#### SOURCE RECORDS
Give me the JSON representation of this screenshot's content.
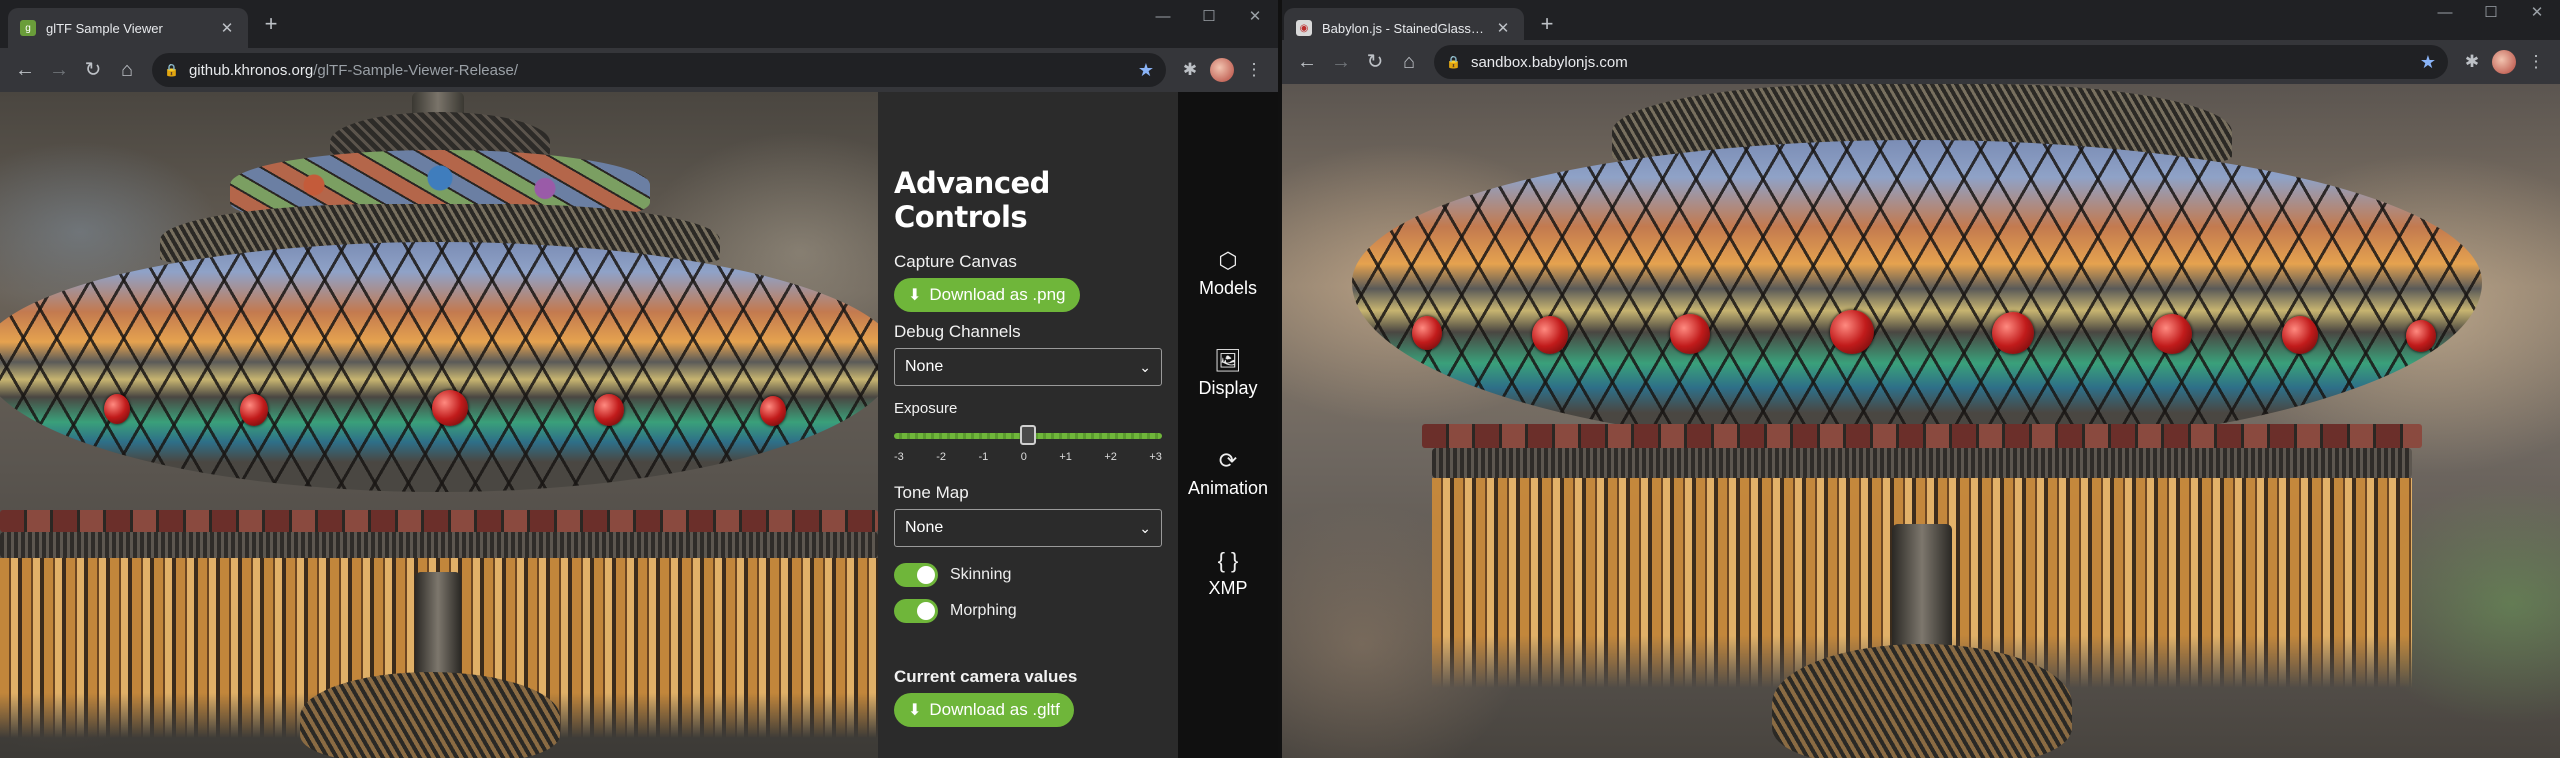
{
  "left_window": {
    "tab_title": "glTF Sample Viewer",
    "url_host": "github.khronos.org",
    "url_path": "/glTF-Sample-Viewer-Release/",
    "panel": {
      "heading": "Advanced Controls",
      "capture_label": "Capture Canvas",
      "download_png": "Download as .png",
      "debug_label": "Debug Channels",
      "debug_value": "None",
      "exposure_label": "Exposure",
      "exposure_value": 0,
      "exposure_ticks": [
        "-3",
        "-2",
        "-1",
        "0",
        "+1",
        "+2",
        "+3"
      ],
      "tonemap_label": "Tone Map",
      "tonemap_value": "None",
      "skinning_label": "Skinning",
      "skinning_on": true,
      "morphing_label": "Morphing",
      "morphing_on": true,
      "camera_label": "Current camera values",
      "download_gltf": "Download as .gltf"
    },
    "sidebar": [
      {
        "label": "Models",
        "icon": "cube-icon"
      },
      {
        "label": "Display",
        "icon": "image-icon"
      },
      {
        "label": "Animation",
        "icon": "animation-icon"
      },
      {
        "label": "XMP",
        "icon": "braces-icon"
      }
    ]
  },
  "right_window": {
    "tab_title": "Babylon.js - StainedGlassLamp-Ji",
    "url_host": "sandbox.babylonjs.com"
  },
  "colors": {
    "accent_green": "#6fb63a",
    "panel_bg": "#2b2b2b",
    "sidebar_bg": "#101010",
    "bookmark_star": "#8ab4f8"
  }
}
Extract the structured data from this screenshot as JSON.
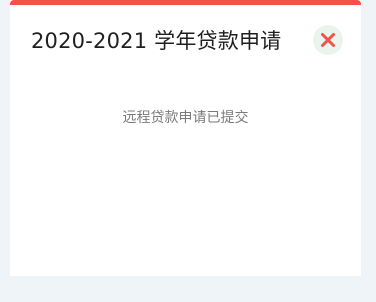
{
  "dialog": {
    "title": "2020-2021 学年贷款申请",
    "message": "远程贷款申请已提交",
    "close_icon": "close-icon"
  },
  "colors": {
    "accent_bar": "#f2524a",
    "close_icon": "#f2524a",
    "close_button_bg": "#e9f4ec",
    "page_bg": "#eff4f8",
    "dialog_bg": "#ffffff",
    "title_text": "#1f1f1f",
    "message_text": "#7a7a7a"
  }
}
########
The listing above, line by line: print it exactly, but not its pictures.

-- SOLUTION TO THIS TASK --
Give me the JSON representation of this screenshot's content.
{
  "left_window": {
    "tab_title": "glTF Sample Viewer",
    "url_host": "github.khronos.org",
    "url_path": "/glTF-Sample-Viewer-Release/",
    "panel": {
      "heading": "Advanced Controls",
      "capture_label": "Capture Canvas",
      "download_png": "Download as .png",
      "debug_label": "Debug Channels",
      "debug_value": "None",
      "exposure_label": "Exposure",
      "exposure_value": 0,
      "exposure_ticks": [
        "-3",
        "-2",
        "-1",
        "0",
        "+1",
        "+2",
        "+3"
      ],
      "tonemap_label": "Tone Map",
      "tonemap_value": "None",
      "skinning_label": "Skinning",
      "skinning_on": true,
      "morphing_label": "Morphing",
      "morphing_on": true,
      "camera_label": "Current camera values",
      "download_gltf": "Download as .gltf"
    },
    "sidebar": [
      {
        "label": "Models",
        "icon": "cube-icon"
      },
      {
        "label": "Display",
        "icon": "image-icon"
      },
      {
        "label": "Animation",
        "icon": "animation-icon"
      },
      {
        "label": "XMP",
        "icon": "braces-icon"
      }
    ]
  },
  "right_window": {
    "tab_title": "Babylon.js - StainedGlassLamp-Ji",
    "url_host": "sandbox.babylonjs.com"
  },
  "colors": {
    "accent_green": "#6fb63a",
    "panel_bg": "#2b2b2b",
    "sidebar_bg": "#101010",
    "bookmark_star": "#8ab4f8"
  }
}
Extract the structured data from this screenshot as JSON.
{
  "dialog": {
    "title": "2020-2021 学年贷款申请",
    "message": "远程贷款申请已提交",
    "close_icon": "close-icon"
  },
  "colors": {
    "accent_bar": "#f2524a",
    "close_icon": "#f2524a",
    "close_button_bg": "#e9f4ec",
    "page_bg": "#eff4f8",
    "dialog_bg": "#ffffff",
    "title_text": "#1f1f1f",
    "message_text": "#7a7a7a"
  }
}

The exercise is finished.